At least part of the problem is that law enforcement seems to be basically nil. There is no Jack Reacher:
The deaths began in January 2020, when a 19-year-old Texan’s body was discovered in his bunk in an advanced state of decomposition; the Army has not disclosed the cause, and one year later, the investigation remains ongoing. The same is true in the case of a young Ohioan, a Green Beret candidate, who in March was found “unresponsive” in his barracks. In late May, a 21-year-old enlisted man from California was killed — beheaded, in fact — while on a camping trip with six of his fellow paratroopers; once again, no arrests have been made in the case. In November, yet another soldier, a 24-year-old Texan, was discovered “unresponsive” in his bunk, with no further details from the Army. By the end of the year, there had been 21 suicides at Fort Bragg, more than at any other U.S. military post.
To cap off a freakish year at Fort Bragg, just three weeks after Lavigne and Dumas turned up dead, a 31-year-old combat medic assigned to Special Forces named Keith Lewis shot and killed his pregnant wife, Sarah Lewis, an Air Force veteran who was due to give birth at any moment. Keith’s mom, Lynda Lewis, tells me that her son should have been expelled from the Army back in 2016, when he assaulted Sarah and got into an armed standoff with the Fayetteville police. “He called me and said, ‘Mom, I’ve got a gun to my head. I hurt Sarah, and my career is ruined.’ I talked to him for a long time. He finally put the gun down.” In the aftermath, Lynda says, “There were no real repercussions.”

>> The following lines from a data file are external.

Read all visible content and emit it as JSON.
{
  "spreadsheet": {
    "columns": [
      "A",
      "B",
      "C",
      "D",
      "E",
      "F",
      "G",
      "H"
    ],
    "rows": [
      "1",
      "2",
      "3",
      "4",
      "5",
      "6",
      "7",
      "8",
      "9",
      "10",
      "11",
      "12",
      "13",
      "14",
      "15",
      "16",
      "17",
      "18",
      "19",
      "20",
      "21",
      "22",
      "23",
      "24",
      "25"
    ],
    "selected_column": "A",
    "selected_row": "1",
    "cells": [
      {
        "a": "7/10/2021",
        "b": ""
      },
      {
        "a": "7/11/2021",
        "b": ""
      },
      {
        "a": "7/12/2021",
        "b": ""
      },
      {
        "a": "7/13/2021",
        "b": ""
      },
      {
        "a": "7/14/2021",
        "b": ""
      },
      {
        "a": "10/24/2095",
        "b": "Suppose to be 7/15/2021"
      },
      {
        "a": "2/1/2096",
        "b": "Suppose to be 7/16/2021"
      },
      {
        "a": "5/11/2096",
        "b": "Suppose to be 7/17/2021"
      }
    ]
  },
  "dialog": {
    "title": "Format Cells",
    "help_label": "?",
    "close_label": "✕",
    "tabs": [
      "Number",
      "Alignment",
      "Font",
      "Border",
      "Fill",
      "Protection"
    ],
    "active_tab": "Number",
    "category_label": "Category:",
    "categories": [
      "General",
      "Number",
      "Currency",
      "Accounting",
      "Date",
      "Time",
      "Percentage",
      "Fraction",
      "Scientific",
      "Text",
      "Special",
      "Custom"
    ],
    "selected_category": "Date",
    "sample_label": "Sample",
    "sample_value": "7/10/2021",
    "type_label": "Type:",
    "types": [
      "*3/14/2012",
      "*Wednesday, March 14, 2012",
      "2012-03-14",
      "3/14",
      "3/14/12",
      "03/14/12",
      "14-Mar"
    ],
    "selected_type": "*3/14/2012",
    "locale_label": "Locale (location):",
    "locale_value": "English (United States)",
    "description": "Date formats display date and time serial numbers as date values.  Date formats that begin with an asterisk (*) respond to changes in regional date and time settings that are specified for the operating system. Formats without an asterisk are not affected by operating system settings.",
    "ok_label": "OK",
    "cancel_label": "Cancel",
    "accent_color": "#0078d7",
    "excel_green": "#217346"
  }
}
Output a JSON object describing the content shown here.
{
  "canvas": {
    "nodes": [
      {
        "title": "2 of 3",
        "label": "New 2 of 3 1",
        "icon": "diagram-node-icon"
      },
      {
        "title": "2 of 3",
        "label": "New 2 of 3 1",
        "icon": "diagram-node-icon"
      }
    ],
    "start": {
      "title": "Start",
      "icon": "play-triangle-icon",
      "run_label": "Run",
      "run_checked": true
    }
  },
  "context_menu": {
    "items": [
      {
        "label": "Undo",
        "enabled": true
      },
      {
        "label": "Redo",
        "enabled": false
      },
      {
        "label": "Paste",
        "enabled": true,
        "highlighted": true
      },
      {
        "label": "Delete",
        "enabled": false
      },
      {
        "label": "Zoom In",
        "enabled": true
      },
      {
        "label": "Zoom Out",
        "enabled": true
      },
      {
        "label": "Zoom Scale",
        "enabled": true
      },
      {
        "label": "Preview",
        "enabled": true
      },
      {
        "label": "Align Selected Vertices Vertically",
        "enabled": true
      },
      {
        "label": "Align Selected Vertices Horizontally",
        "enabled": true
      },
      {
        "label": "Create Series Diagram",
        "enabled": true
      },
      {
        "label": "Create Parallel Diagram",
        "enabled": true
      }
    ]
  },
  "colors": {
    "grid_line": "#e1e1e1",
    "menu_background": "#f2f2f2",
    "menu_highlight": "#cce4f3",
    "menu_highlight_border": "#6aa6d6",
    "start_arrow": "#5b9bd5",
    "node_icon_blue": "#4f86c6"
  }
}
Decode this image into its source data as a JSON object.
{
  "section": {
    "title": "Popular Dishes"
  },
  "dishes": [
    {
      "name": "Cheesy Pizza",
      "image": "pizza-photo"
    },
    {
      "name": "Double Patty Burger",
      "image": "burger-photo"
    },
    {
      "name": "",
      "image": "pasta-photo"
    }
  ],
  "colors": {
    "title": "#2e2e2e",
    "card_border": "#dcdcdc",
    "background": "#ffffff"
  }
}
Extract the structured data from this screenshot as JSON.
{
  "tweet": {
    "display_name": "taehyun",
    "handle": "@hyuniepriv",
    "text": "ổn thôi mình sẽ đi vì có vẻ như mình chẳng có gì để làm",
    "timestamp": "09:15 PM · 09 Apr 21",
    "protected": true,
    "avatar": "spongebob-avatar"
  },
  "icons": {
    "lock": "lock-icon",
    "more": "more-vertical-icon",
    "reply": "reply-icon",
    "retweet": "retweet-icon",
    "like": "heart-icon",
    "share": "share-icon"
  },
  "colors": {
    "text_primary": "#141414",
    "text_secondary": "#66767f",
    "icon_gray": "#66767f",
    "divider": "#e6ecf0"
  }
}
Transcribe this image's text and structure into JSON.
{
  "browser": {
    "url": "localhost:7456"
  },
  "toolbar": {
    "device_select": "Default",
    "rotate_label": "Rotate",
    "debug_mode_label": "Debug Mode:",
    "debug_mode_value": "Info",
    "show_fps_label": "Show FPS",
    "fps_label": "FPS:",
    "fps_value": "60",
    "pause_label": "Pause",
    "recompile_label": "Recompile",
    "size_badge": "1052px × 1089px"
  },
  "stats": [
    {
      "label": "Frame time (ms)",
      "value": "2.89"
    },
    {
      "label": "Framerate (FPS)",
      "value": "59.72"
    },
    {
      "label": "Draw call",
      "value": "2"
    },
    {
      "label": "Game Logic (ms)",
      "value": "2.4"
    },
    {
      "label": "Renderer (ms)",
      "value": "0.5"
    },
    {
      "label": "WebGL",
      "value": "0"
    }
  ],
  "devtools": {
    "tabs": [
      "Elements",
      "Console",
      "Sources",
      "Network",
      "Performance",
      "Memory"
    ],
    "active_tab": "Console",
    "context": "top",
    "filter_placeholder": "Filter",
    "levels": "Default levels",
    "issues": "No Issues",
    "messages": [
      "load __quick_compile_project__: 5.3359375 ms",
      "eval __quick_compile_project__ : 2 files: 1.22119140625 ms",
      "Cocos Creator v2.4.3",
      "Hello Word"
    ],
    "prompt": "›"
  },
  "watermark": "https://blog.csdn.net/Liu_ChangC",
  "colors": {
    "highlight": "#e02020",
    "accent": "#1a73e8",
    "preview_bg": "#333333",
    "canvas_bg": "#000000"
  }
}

Would be helpful if the Biden administration could spare some attention for this problem, too.
3. The Black Card
It’s real, and it’s spectacular:
The Centurion Card, better known as “the black card,” began as a myth before American Express decided to make it a reality. “There had been rumors going around that we had this ultra-exclusive black card for elite customers,” Amex executive Doug Smith told the fact-checking website Snopes. “It wasn’t true, but we decided to capitalize on the idea anyway.”
The no-limit black card, issued by invitation only, instantly identifies its holder as what’s known in the trade as a “whale”—someone with vast resources. Amex won’t say what it takes to get an invite, but word on the street is that you must have been a Platinum cardholder for at least a year, ringing up a minimum of $350,000 in annual charges. . . .
According to Snopes, one Centurion cardholder requested a handful of authentic Dead Sea Sand for a child’s school project. Amex dispatched an agent via motorcycle to obtain the sand and courier it to London. Another black card holder had Amex plan their entire wedding. A third wanted to purchase the actual horse Kevin Costner rode in the film Dances with Wolves—the animal was tracked down in Mexico and delivered to the client in Europe. The sky’s the limit.
In November 2015, when Chinese billionaire Liu Yiquian bought a Modigliani reclining nude at auction for $170 million, he said he intended to put it on his black card. The year before, he’d reportedly used the card to purchase a $36 million Ming dynasty teacup. (Amex won’t comment on private transactions.) The travel points from the Modigliani purchase alone would ensure Yiquian’s family free first-class travel and accommodations for life—not that they needed them.